Most of our interactions with technology are rather mundane. We flip a light switch, buckle our seat belts, or place a phone call. We have a tacit knowledge of how these devices work. In other words, we have relatively standard, institutionalized, ways of interacting with familiar technologies. For example: if I were to drive someone else’s car, even if it is an unfamiliar model, I do not immediately consult the user manual. I look around for the familiar controls, maybe flick the blinkers on while the car is still in the drive way, and off I go. Removal of these technologies (or even significant alterations) can cause confusion. This is immediately evident if you are trying to meet a friend who does not own a cell phone. Typical conventions for finding the person in a crowded public space (“Yeah, I’m here. Near the stage? Yeah I see you waving.”) are not available to you. In years prior to widespread cell phone adoption, you might have made more detailed plans before heading out (“We’ll meet by the stage at 11PM.”) but now we work out the details on the fly. Operating cars and using cell phones are just a few mundane examples of how technologies shape social behavior beyond the actions needed to operate and maintain them. The widespread adoption of technologies, and the decisions by individual groups to utilize technologies can have a profound impact on the social order of communities. This second part of the Tactical Survey will help academics, activists, and activist academics assess the roll of information technology in a movement and make better decisions on when and how to use tools like social media, live video, and other forms of computer-mediated communication. (more…)

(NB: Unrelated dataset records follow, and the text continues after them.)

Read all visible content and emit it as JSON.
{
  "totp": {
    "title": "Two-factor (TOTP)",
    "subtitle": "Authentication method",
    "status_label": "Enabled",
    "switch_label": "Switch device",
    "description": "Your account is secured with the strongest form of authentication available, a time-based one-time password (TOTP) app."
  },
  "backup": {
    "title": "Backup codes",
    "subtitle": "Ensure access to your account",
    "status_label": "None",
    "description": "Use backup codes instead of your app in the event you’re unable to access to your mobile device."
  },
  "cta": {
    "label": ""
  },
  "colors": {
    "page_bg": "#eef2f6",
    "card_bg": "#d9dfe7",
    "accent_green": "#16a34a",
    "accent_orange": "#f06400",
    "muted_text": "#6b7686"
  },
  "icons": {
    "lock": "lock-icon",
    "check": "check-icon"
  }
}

There are currently several debates going around the web about Steven Greenstreet’s “Hot Chicks of Occupy Wall Street” video and tumblr, his rape jokes posted on Facebook, and the rights of women (and men) to claim offense at such behavior. Now I want to contribute something more to the debate than simply rehashing on our rights to privacy in the public realm (both in the digital public space-in the case of Greenstreet’s Facebook comments and in the material public space-in terms of privacy while marching in the streets of #Occupy). I want to talk about the manic pixie dreamgirl.

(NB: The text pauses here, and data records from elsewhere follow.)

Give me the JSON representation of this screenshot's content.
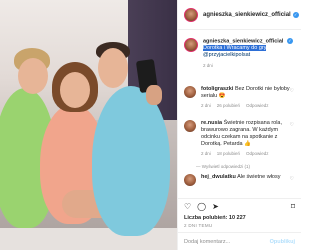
{
  "post": {
    "username": "agnieszka_sienkiewicz_official",
    "caption_user": "agnieszka_sienkiewicz_official",
    "caption_highlight": "Dorotka i Wracamy do gry",
    "caption_mention": "@przyjacielkipolsat",
    "caption_age": "2 dni"
  },
  "comments": [
    {
      "user": "fotoligraszki",
      "text": "Bez Dorotki nie byłoby serialu 😍",
      "age": "2 dni",
      "likes": "26 polubień",
      "reply": "Odpowiedz"
    },
    {
      "user": "re.nusia",
      "text": "Świetnie rozpisana rola, brawurowo zagrana. W każdym odcinku czekam na spotkanie z Dorotką. Petarda 👍",
      "age": "2 dni",
      "likes": "18 polubień",
      "reply": "Odpowiedz"
    },
    {
      "user": "hej_dwulatku",
      "text": "Ale świetne włosy",
      "age": "",
      "likes": "",
      "reply": ""
    }
  ],
  "replies_toggle": "— Wyświetl odpowiedzi (1)",
  "likes_label": "Liczba polubień: 10 227",
  "post_date": "2 DNI TEMU",
  "add_comment_placeholder": "Dodaj komentarz...",
  "publish_label": "Opublikuj",
  "icons": {
    "like": "heart-icon",
    "comment": "comment-icon",
    "share": "share-icon",
    "save": "bookmark-icon"
  },
  "colors": {
    "highlight": "#2d6fd6",
    "verified": "#3897f0",
    "mention": "#00376b",
    "muted": "#8e8e8e"
  }
}
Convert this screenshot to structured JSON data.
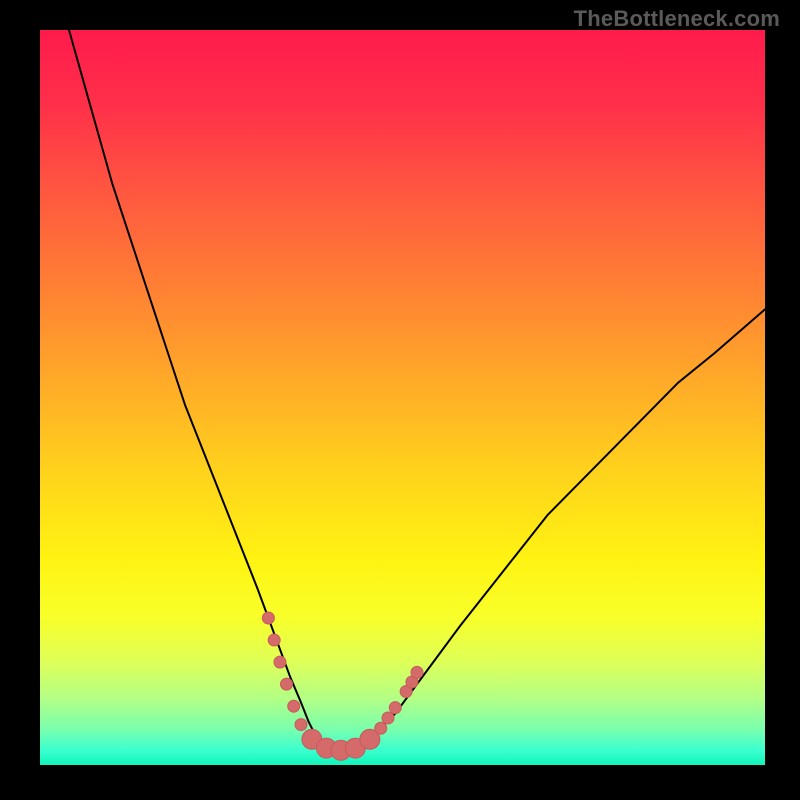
{
  "watermark": "TheBottleneck.com",
  "chart_data": {
    "type": "line",
    "title": "",
    "xlabel": "",
    "ylabel": "",
    "xlim": [
      0,
      100
    ],
    "ylim": [
      0,
      100
    ],
    "axes_visible": false,
    "grid": false,
    "background_gradient": {
      "direction": "vertical",
      "stops": [
        {
          "offset": 0.0,
          "color": "#ff1b4c"
        },
        {
          "offset": 0.1,
          "color": "#ff2f4a"
        },
        {
          "offset": 0.22,
          "color": "#ff5740"
        },
        {
          "offset": 0.35,
          "color": "#ff8034"
        },
        {
          "offset": 0.48,
          "color": "#ffab28"
        },
        {
          "offset": 0.6,
          "color": "#ffd21c"
        },
        {
          "offset": 0.72,
          "color": "#fff312"
        },
        {
          "offset": 0.8,
          "color": "#f8ff2a"
        },
        {
          "offset": 0.86,
          "color": "#deff58"
        },
        {
          "offset": 0.91,
          "color": "#b2ff86"
        },
        {
          "offset": 0.95,
          "color": "#7cffac"
        },
        {
          "offset": 0.98,
          "color": "#3bffcf"
        },
        {
          "offset": 1.0,
          "color": "#10f5b9"
        }
      ]
    },
    "series": [
      {
        "name": "bottleneck-curve",
        "stroke": "#000000",
        "stroke_width": 2,
        "x": [
          4,
          6,
          8,
          10,
          12,
          14,
          16,
          18,
          20,
          22,
          24,
          26,
          28,
          30,
          31.5,
          33,
          34.5,
          36,
          37,
          38,
          39,
          40,
          42,
          44,
          46,
          49,
          52,
          55,
          58,
          62,
          66,
          70,
          74,
          78,
          83,
          88,
          93,
          100
        ],
        "y": [
          100,
          93,
          86,
          79,
          73,
          67,
          61,
          55,
          49,
          44,
          39,
          34,
          29,
          24,
          20,
          16,
          12,
          8.5,
          6,
          4,
          2.5,
          2,
          2,
          2.5,
          4,
          7,
          11,
          15,
          19,
          24,
          29,
          34,
          38,
          42,
          47,
          52,
          56,
          62
        ]
      }
    ],
    "markers": {
      "color": "#d46a6a",
      "stroke": "#c85a5a",
      "radius_small": 6,
      "radius_large": 10,
      "points": [
        {
          "x": 31.5,
          "y": 20,
          "size": "small"
        },
        {
          "x": 32.3,
          "y": 17,
          "size": "small"
        },
        {
          "x": 33.1,
          "y": 14,
          "size": "small"
        },
        {
          "x": 34.0,
          "y": 11,
          "size": "small"
        },
        {
          "x": 35.0,
          "y": 8,
          "size": "small"
        },
        {
          "x": 36.0,
          "y": 5.5,
          "size": "small"
        },
        {
          "x": 37.5,
          "y": 3.5,
          "size": "large"
        },
        {
          "x": 39.5,
          "y": 2.3,
          "size": "large"
        },
        {
          "x": 41.5,
          "y": 2.0,
          "size": "large"
        },
        {
          "x": 43.5,
          "y": 2.3,
          "size": "large"
        },
        {
          "x": 45.5,
          "y": 3.5,
          "size": "large"
        },
        {
          "x": 47.0,
          "y": 5.0,
          "size": "small"
        },
        {
          "x": 48.0,
          "y": 6.4,
          "size": "small"
        },
        {
          "x": 49.0,
          "y": 7.8,
          "size": "small"
        },
        {
          "x": 50.5,
          "y": 10.0,
          "size": "small"
        },
        {
          "x": 51.3,
          "y": 11.3,
          "size": "small"
        },
        {
          "x": 52.0,
          "y": 12.6,
          "size": "small"
        }
      ]
    }
  }
}
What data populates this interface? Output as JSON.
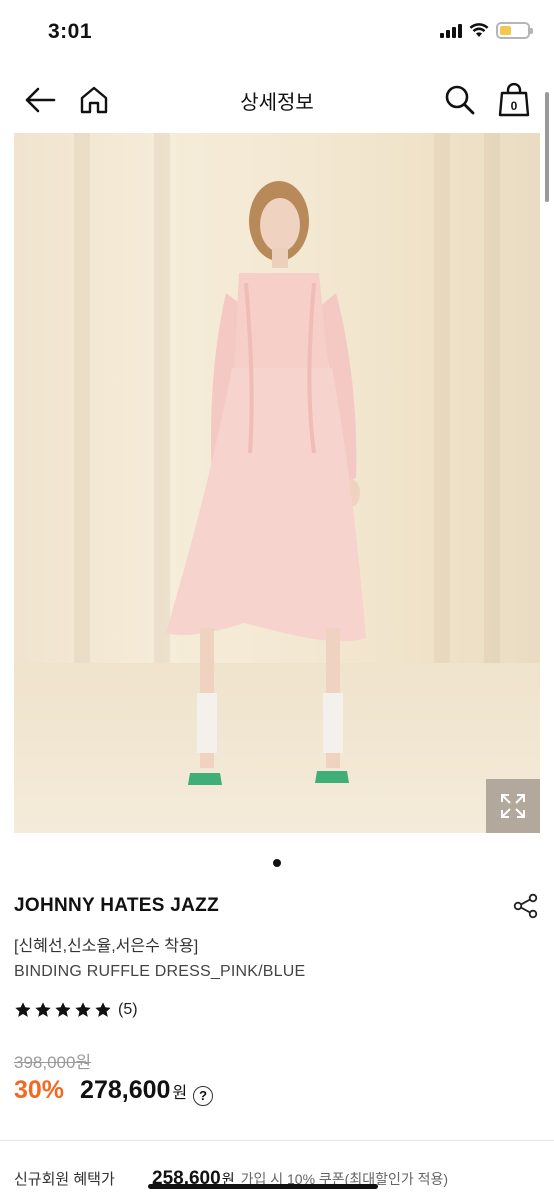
{
  "status_bar": {
    "time": "3:01",
    "icons": [
      "signal-icon",
      "wifi-icon",
      "battery-icon"
    ],
    "battery_color": "#f2c94c"
  },
  "nav": {
    "title": "상세정보",
    "back_icon": "arrow-left-icon",
    "home_icon": "home-icon",
    "search_icon": "search-icon",
    "cart_icon": "shopping-bag-icon",
    "cart_count": "0"
  },
  "product": {
    "image_alt": "model wearing pink ruffle dress",
    "expand_icon": "expand-icon",
    "carousel_dots": 1,
    "brand": "JOHNNY HATES JAZZ",
    "share_icon": "share-icon",
    "promo_text": "[신혜선,신소율,서은수 착용]",
    "name": "BINDING RUFFLE DRESS_PINK/BLUE",
    "rating": {
      "stars": 5,
      "count_text": "(5)"
    },
    "original_price": "398,000원",
    "discount": "30%",
    "sale_price": "278,600",
    "currency": "원",
    "help_icon": "?"
  },
  "benefit": {
    "label": "신규회원 혜택가",
    "price": "258,600",
    "currency": "원",
    "note": "가입 시 10% 쿠폰(최대할인가 적용)"
  },
  "colors": {
    "accent": "#f26a22",
    "text": "#111111",
    "muted": "#9a9a9a"
  }
}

What does the “hot chicks of occupy” have to do with the manic pixie dreamgirl? And what is the manic pixie dreamgirl trope? I think this short Feminist Frequency video encapsulates the trope quite well, as well as its connection to Greenstreet’s objectification of women at #Occupy. (more…)
We live in a cyborg society. Technology has infiltrated the most fundamental aspects of our lives: social organization, the body, even our self-concepts. This blog chronicles our new, augmented reality.